Genetic genealogy is now a fundamental tool in the genealogist's toolkit. In fact, DNA will likely play a key role in helping to learn the ancestry of Thomas Kirk and his national origins. 

I look forward to the adventure and my newfound role as a citizen scientist. Now where did I put my lab coat?


  1. Fascinating! Even some of my own family are reluctant to take DNA tests, so you must be very persuasive!

    1. I've been fortunate that my requests have been met with a willingness to test. DNA testing really is becoming an essential part of genealogy. I think more folks will warm to the idea with continued promotion on TV, internet, etc. It's going mainstream. Thanks for following the blog. I appreciate it!

  2. Fascinating! Even some of my own family are reluctant to take DNA tests, so you must be very persuasive!

  3. My first experience with Y testing revealed that one of the researchers with the best paper trail had traced a paternal line that was not his. His line was that of the neighbor of his great grandparents. Since then each match I find confirms my paper trail even when it does not add new leaves to the tree. One of the confirmations was that my great grandmother, born between 6 months and 18 months (by records) after her father died, was his child and the 6 months date after his death for her birth the supported one.

    1. Yes, exactly the power and value of genetic genealogy! Your examples and my own experience have taught me that DNA really is indispensable to today's modern genealogist.

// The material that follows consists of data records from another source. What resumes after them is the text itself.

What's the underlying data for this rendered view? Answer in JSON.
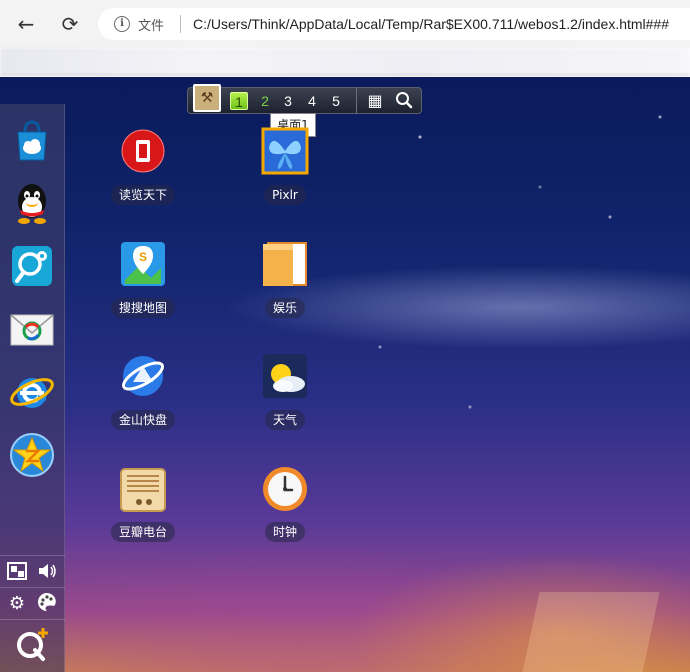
{
  "browser": {
    "file_label": "文件",
    "url": "C:/Users/Think/AppData/Local/Temp/Rar$EX00.711/webos1.2/index.html###"
  },
  "switcher": {
    "desktops": [
      "1",
      "2",
      "3",
      "4",
      "5"
    ],
    "active": "1",
    "tooltip": "桌面1"
  },
  "dock": {
    "apps": [
      {
        "name": "app-store-icon"
      },
      {
        "name": "qq-icon"
      },
      {
        "name": "search-map-icon"
      },
      {
        "name": "mail-icon"
      },
      {
        "name": "ie-browser-icon"
      },
      {
        "name": "qzone-star-icon"
      }
    ]
  },
  "desktop_icons": [
    {
      "label": "读览天下"
    },
    {
      "label": "Pixlr"
    },
    {
      "label": "搜搜地图"
    },
    {
      "label": "娱乐"
    },
    {
      "label": "金山快盘"
    },
    {
      "label": "天气"
    },
    {
      "label": "豆瓣电台"
    },
    {
      "label": "时钟"
    }
  ],
  "colors": {
    "active_desktop": "#8fdc2a",
    "wallpaper_top": "#0a1a5a",
    "wallpaper_bottom": "#c9824f"
  }
}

  4. Thank you for sharing this! This was a fascinating and inspiring read.

    1. Thanks, Jeff, glad to have you stop by and appreciate your comments. I look forward to checking out "Inspirational Genealogy".

  5. Great story -- I have a similar one learning in my 50s that the person listed on my birth certificate was not my biological father.Again DNA testing was the clincher.

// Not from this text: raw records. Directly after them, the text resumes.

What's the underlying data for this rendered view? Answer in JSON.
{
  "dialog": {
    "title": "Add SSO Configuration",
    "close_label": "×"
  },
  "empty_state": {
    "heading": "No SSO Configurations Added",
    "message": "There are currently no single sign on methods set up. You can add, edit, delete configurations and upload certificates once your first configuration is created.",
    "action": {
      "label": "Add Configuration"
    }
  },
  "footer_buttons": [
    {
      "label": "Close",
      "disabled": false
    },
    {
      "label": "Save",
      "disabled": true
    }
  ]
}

    1. Thanks DrJimSel. I appreciate the compliment. It's gratifying to know that if we're going to be surprised by a non-paternal event that DNA testing is advanced enough to help unravel the mystery and offer an answer.